▶ _Problem details_
Word for word, reproduce all entries below, leaving every picture out.

Records from a data collection:
════════

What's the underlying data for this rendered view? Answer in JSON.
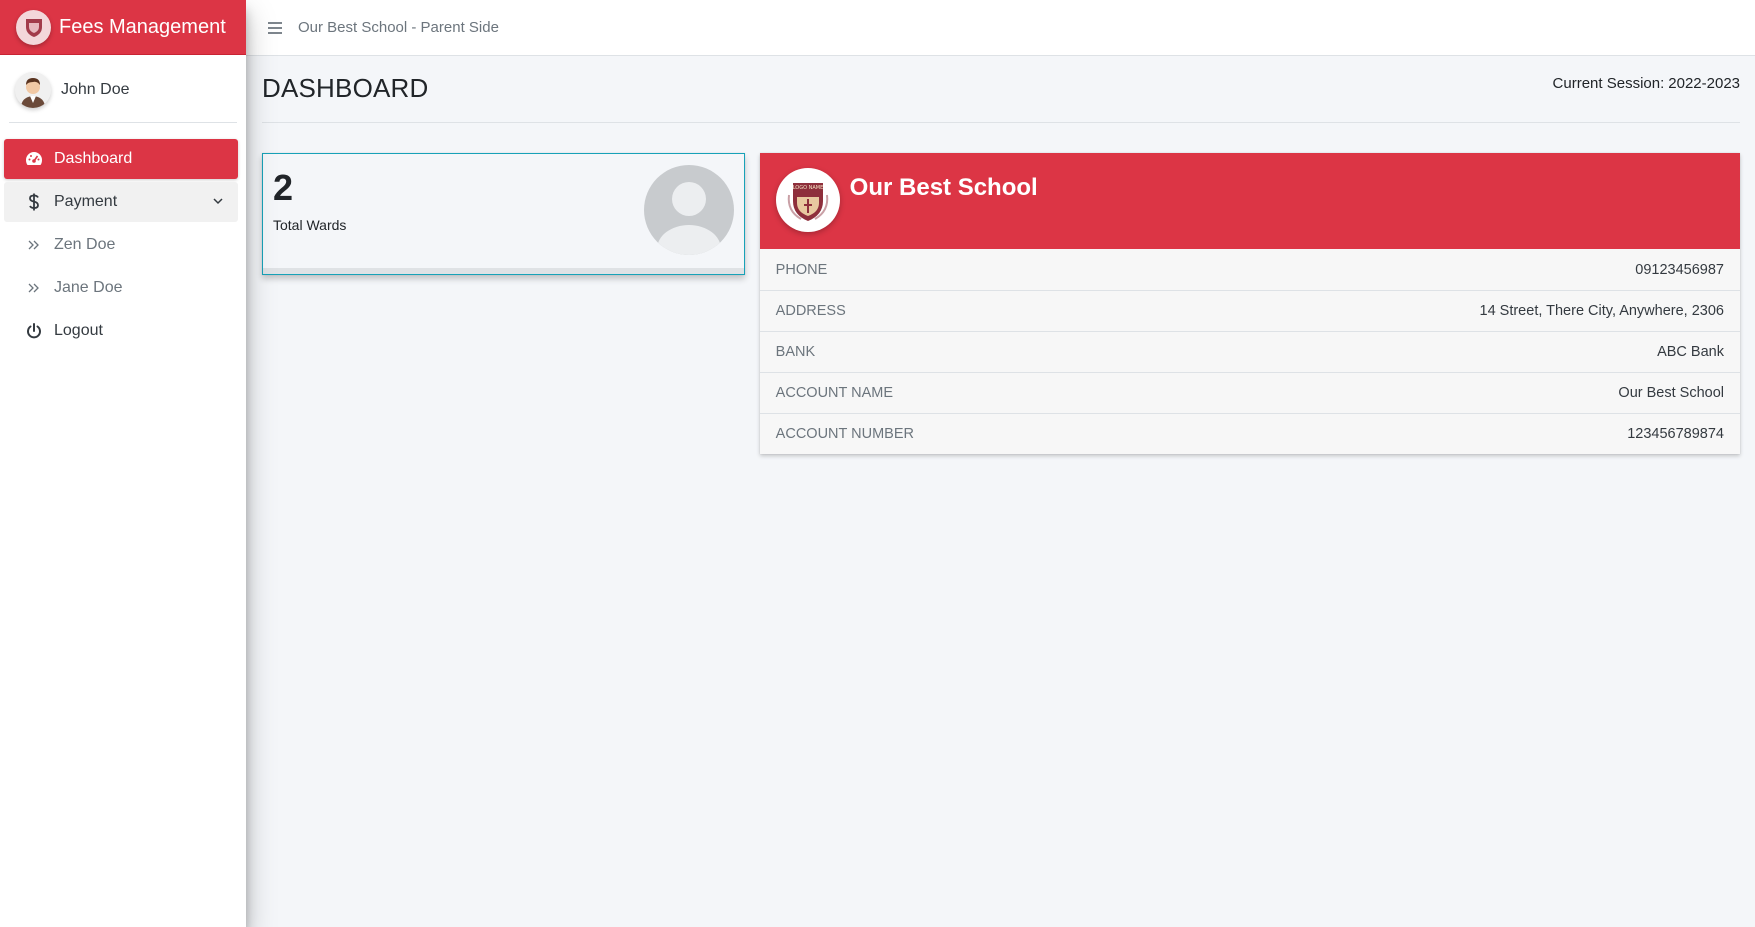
{
  "brand": {
    "title": "Fees Management",
    "color": "#dc3545"
  },
  "user": {
    "name": "John Doe"
  },
  "sidebar": {
    "items": [
      {
        "label": "Dashboard",
        "icon": "tachometer-icon",
        "active": true
      },
      {
        "label": "Payment",
        "icon": "dollar-icon",
        "expanded": true
      },
      {
        "label": "Zen Doe",
        "icon": "double-chevron-right-icon"
      },
      {
        "label": "Jane Doe",
        "icon": "double-chevron-right-icon"
      },
      {
        "label": "Logout",
        "icon": "power-icon"
      }
    ]
  },
  "topbar": {
    "title": "Our Best School - Parent Side"
  },
  "page": {
    "title": "DASHBOARD",
    "session_label": "Current Session:",
    "session_value": "2022-2023"
  },
  "wards": {
    "count": "2",
    "label": "Total Wards",
    "icon": "user-circle-icon"
  },
  "school": {
    "name": "Our Best School",
    "logo_text": "LOGO NAME",
    "rows": [
      {
        "label": "PHONE",
        "value": "09123456987"
      },
      {
        "label": "ADDRESS",
        "value": "14 Street, There City, Anywhere, 2306"
      },
      {
        "label": "BANK",
        "value": "ABC Bank"
      },
      {
        "label": "ACCOUNT NAME",
        "value": "Our Best School"
      },
      {
        "label": "ACCOUNT NUMBER",
        "value": "123456789874"
      }
    ]
  }
}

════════

▶ _Response area_
What's the underlying data for this rendered view? Answer in JSON.
{
  "brand": {
    "title": "Fees Management",
    "color": "#dc3545"
  },
  "user": {
    "name": "John Doe"
  },
  "sidebar": {
    "items": [
      {
        "label": "Dashboard",
        "icon": "tachometer-icon",
        "active": true
      },
      {
        "label": "Payment",
        "icon": "dollar-icon",
        "expanded": true
      },
      {
        "label": "Zen Doe",
        "icon": "double-chevron-right-icon"
      },
      {
        "label": "Jane Doe",
        "icon": "double-chevron-right-icon"
      },
      {
        "label": "Logout",
        "icon": "power-icon"
      }
    ]
  },
  "topbar": {
    "title": "Our Best School - Parent Side"
  },
  "page": {
    "title": "DASHBOARD",
    "session_label": "Current Session:",
    "session_value": "2022-2023"
  },
  "wards": {
    "count": "2",
    "label": "Total Wards",
    "icon": "user-circle-icon"
  },
  "school": {
    "name": "Our Best School",
    "logo_text": "LOGO NAME",
    "rows": [
      {
        "label": "PHONE",
        "value": "09123456987"
      },
      {
        "label": "ADDRESS",
        "value": "14 Street, There City, Anywhere, 2306"
      },
      {
        "label": "BANK",
        "value": "ABC Bank"
      },
      {
        "label": "ACCOUNT NAME",
        "value": "Our Best School"
      },
      {
        "label": "ACCOUNT NUMBER",
        "value": "123456789874"
      }
    ]
  }
}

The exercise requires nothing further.